EARL OF WESTMORE
of the King's Party.
TRAVERS and MORTON, Domestics of Northumberland.
Lords and other Attendants, Officers, Soldiers, Messenger, Drawers, Beadles,
I, from the orient to the drooping west,
Make fearful musters and prepar'd defence; Whilst the big year, swoll'n with some other grief,
Is thought with child by the stern tyrant war,
Among my household? Why is Rumour here ?
Quenching the flame of bold rebellion
Between that royal field of Shrewsbury
With joyful tidings; and, being better bors'd,
Who, in a bloody field by Shrewsbury,
Hath beaten down young Hotspur, and his A gentleman almost forspent with speed,

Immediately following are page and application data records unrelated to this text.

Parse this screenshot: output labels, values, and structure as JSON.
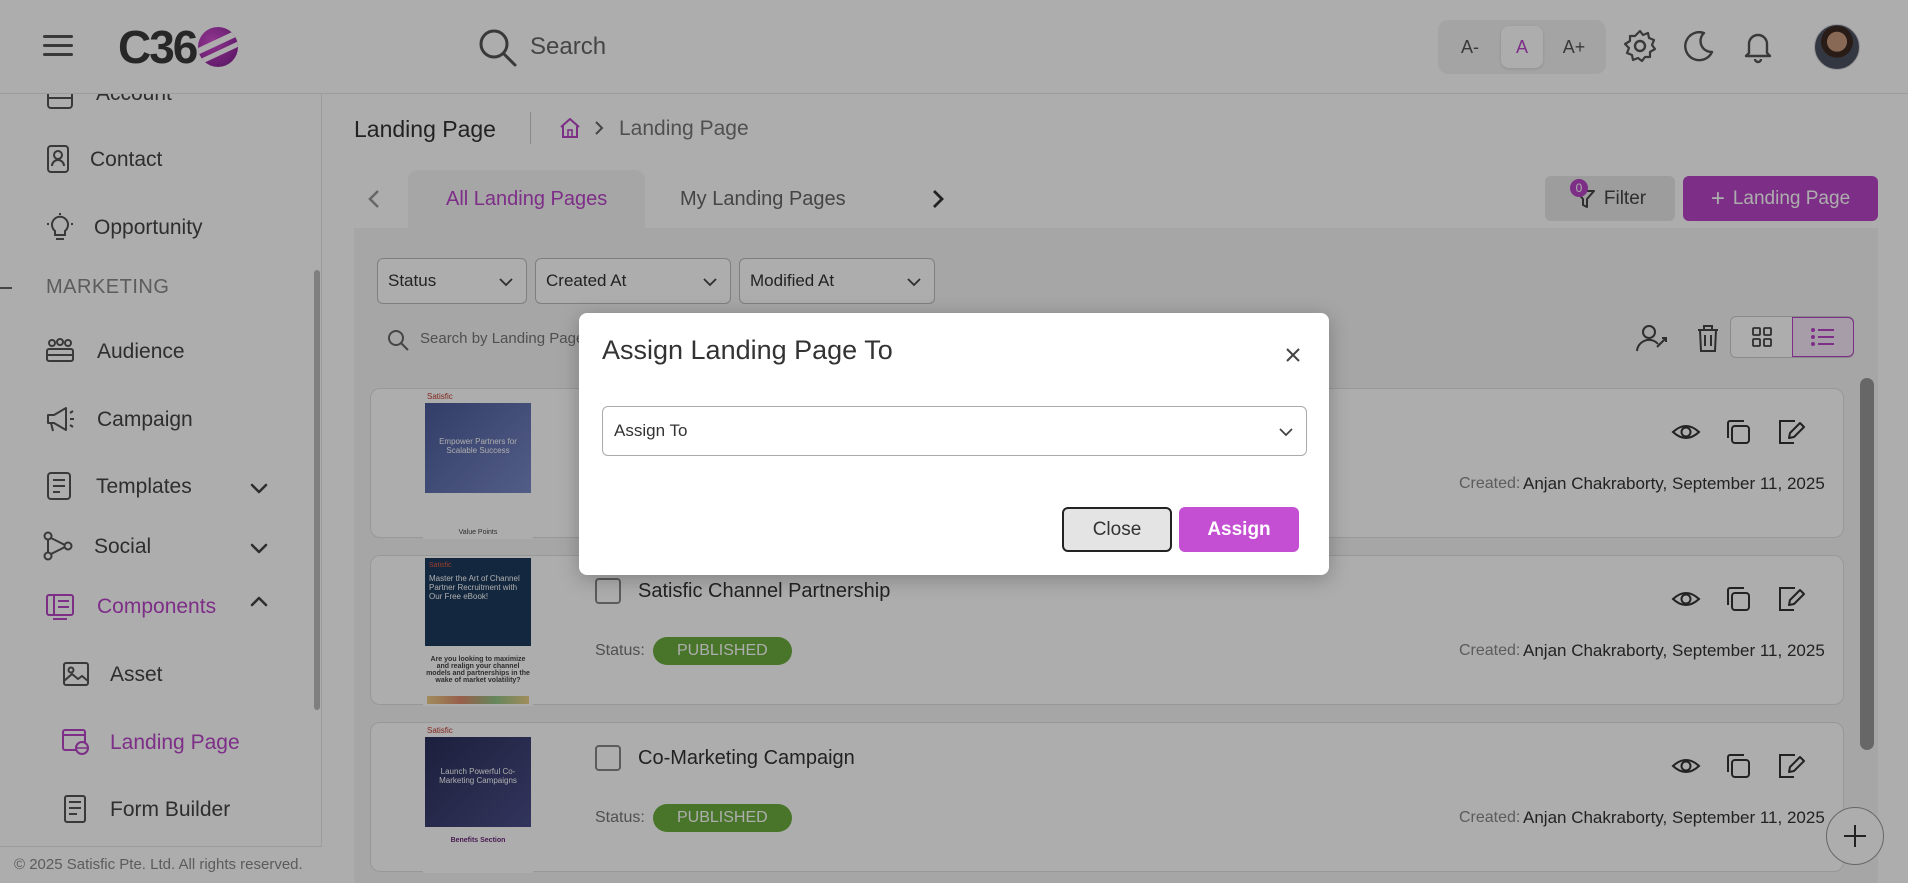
{
  "header": {
    "logo_text": "C36",
    "search_placeholder": "Search",
    "font_small": "A-",
    "font_normal": "A",
    "font_large": "A+"
  },
  "sidebar": {
    "items": [
      {
        "label": "Account"
      },
      {
        "label": "Contact"
      },
      {
        "label": "Opportunity"
      },
      {
        "label": "Audience"
      },
      {
        "label": "Campaign"
      },
      {
        "label": "Templates"
      },
      {
        "label": "Social"
      },
      {
        "label": "Components"
      },
      {
        "label": "Asset"
      },
      {
        "label": "Landing Page"
      },
      {
        "label": "Form Builder"
      }
    ],
    "section_marketing": "MARKETING",
    "footer": "© 2025 Satisfic Pte. Ltd. All rights reserved."
  },
  "main": {
    "page_title": "Landing Page",
    "breadcrumb_current": "Landing Page",
    "tabs": [
      {
        "label": "All Landing Pages"
      },
      {
        "label": "My Landing Pages"
      }
    ],
    "filter_label": "Filter",
    "filter_count": "0",
    "add_label": "Landing Page",
    "filters": {
      "status": "Status",
      "created_at": "Created At",
      "modified_at": "Modified At"
    },
    "list_search_placeholder": "Search by Landing Page",
    "cards": [
      {
        "title": "",
        "status_label": "Status:",
        "status": "",
        "created_label": "Created:",
        "created_value": "Anjan Chakraborty, September 11, 2025",
        "thumb_brand": "Satisfic",
        "thumb_heading": "Empower Partners for Scalable Success",
        "thumb_footer": "Value Points"
      },
      {
        "title": "Satisfic Channel Partnership",
        "status_label": "Status:",
        "status": "PUBLISHED",
        "created_label": "Created:",
        "created_value": "Anjan Chakraborty, September 11, 2025",
        "thumb_brand": "Satisfic",
        "thumb_heading": "Master the Art of Channel Partner Recruitment with Our Free eBook!",
        "thumb_footer": "Are you looking to maximize and realign your channel models and partnerships in the wake of market volatility?"
      },
      {
        "title": "Co-Marketing Campaign",
        "status_label": "Status:",
        "status": "PUBLISHED",
        "created_label": "Created:",
        "created_value": "Anjan Chakraborty, September 11, 2025",
        "thumb_brand": "Satisfic",
        "thumb_heading": "Launch Powerful Co-Marketing Campaigns",
        "thumb_footer": "Benefits Section"
      }
    ]
  },
  "modal": {
    "title": "Assign Landing Page To",
    "select_placeholder": "Assign To",
    "close_label": "Close",
    "assign_label": "Assign"
  },
  "colors": {
    "accent": "#b845c8",
    "published": "#6aad3d"
  }
}
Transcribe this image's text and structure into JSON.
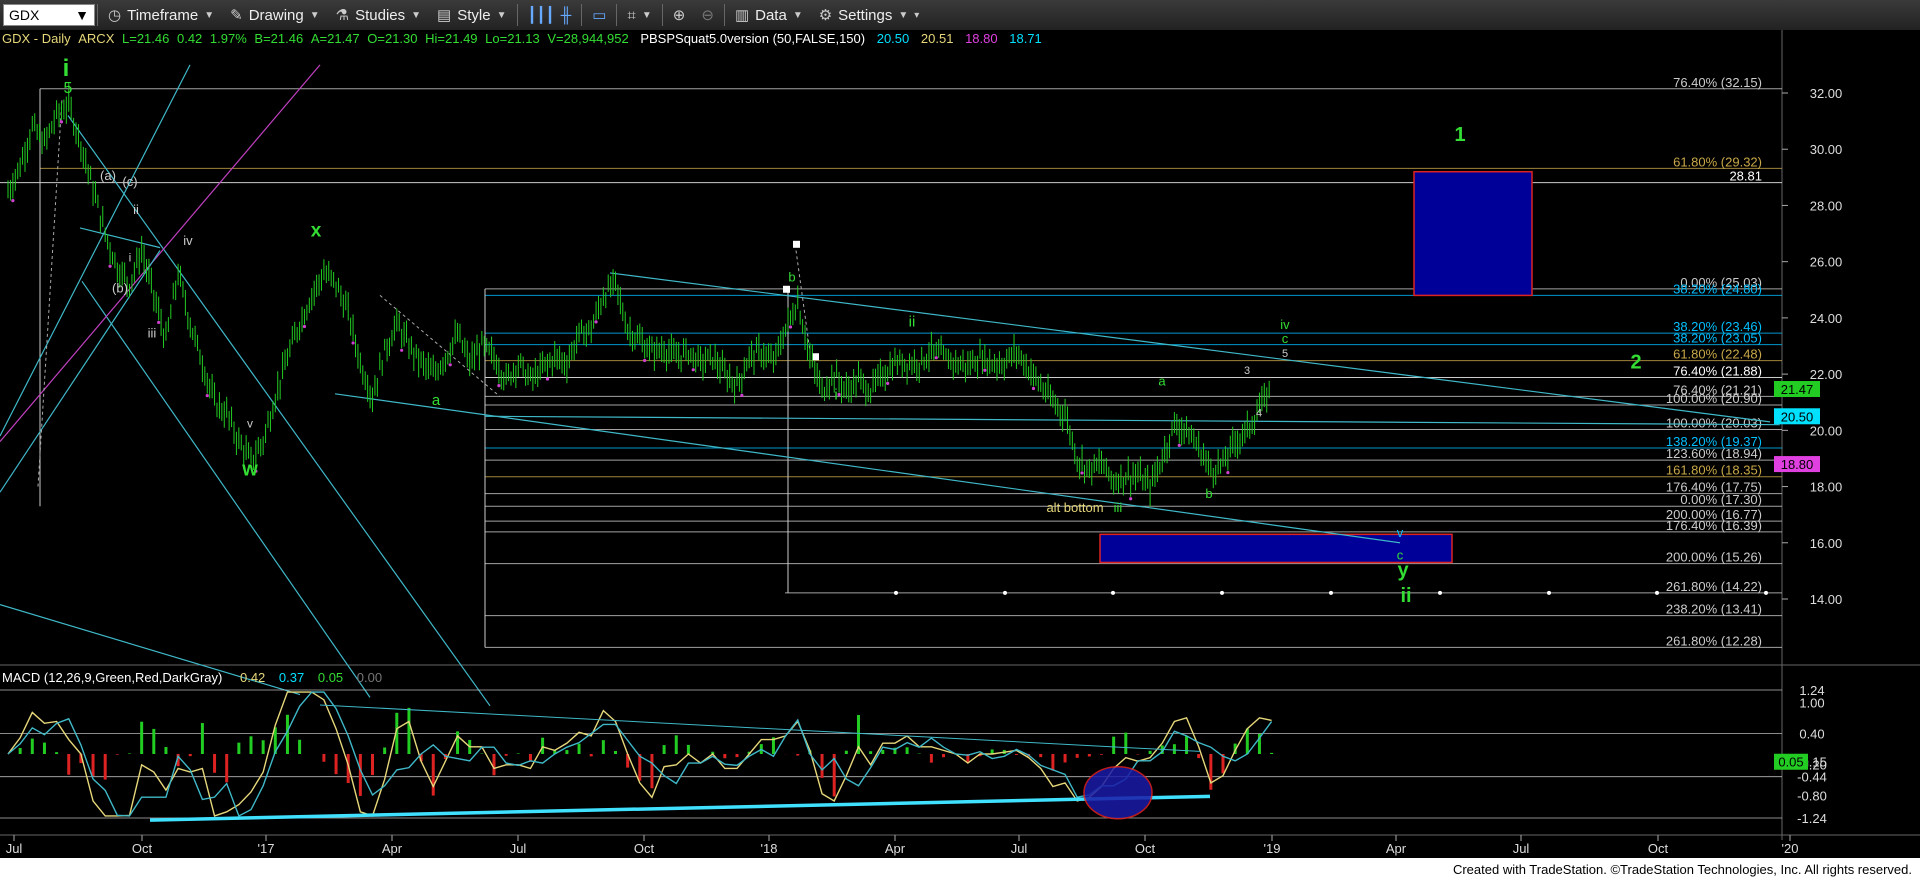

He ask'd the way to Chester; and of him
They bring smooth comforts false, worse than [Exit.
SCENE 1.-The same -The PORTER before the Gate; Enter Lord BARDOLPH.
Bard. Who keeps the gate here, ho?-
Port. What shall I say you are?
Bard. Tell thou the earl,
That the lord Bardolph doth attend him bere.
Port. His lordship is walk'd forth into the
Please it your honour, knock but at the gate,
I bring you certain news from Shrewsbury.
Bard. As good as heart can wish :-
Kill'd by the hand of Douglas: young prince
And Westmoreland, and Stafford, fled the field;
North. Here comes my servant, Travers whom I sent
On Tuesday last to listen after news.
Bard. My lord, I over-rode him on the way;
North. How is this deriv'd?
Saw you the field? came you from Shrewsbury? Bard. I spake with one, my lord, that came from thence;
A gentleman well bred, and of good name,
North. Now, Travers, what good tidings come with you?
Tra. My lord, Sir John Umfrevile turn'd me back
• Northumberland castle.
Said he, young Harry Percy's spur was cold!
Bard. My lord, I'll tell you what ;-
Bard. Noble earl,
Give then such instances of loss?
The horse he rode on; and, upon my life,
North. Yea, this man's brow, like to a title leaf,
Fortells the nature of a tragic volume:
So looks the strond, wheron the imperious flood
Say, Morton, didst thou come from Shrews-
Mor. I ran from Shrewsbury, my noble lord; Where hateful death put on his ugliest mask,
North. How doth my son and brother?
But Priam found the fire, ere he his tongue,
Your brother, thus; so fought the noble Doug.
North. Why, he is dead.
See, what a ready tongue suspicion hath ?
Hath, by instinct, knowledge from other's eyes,
+ An attestation of its ravage.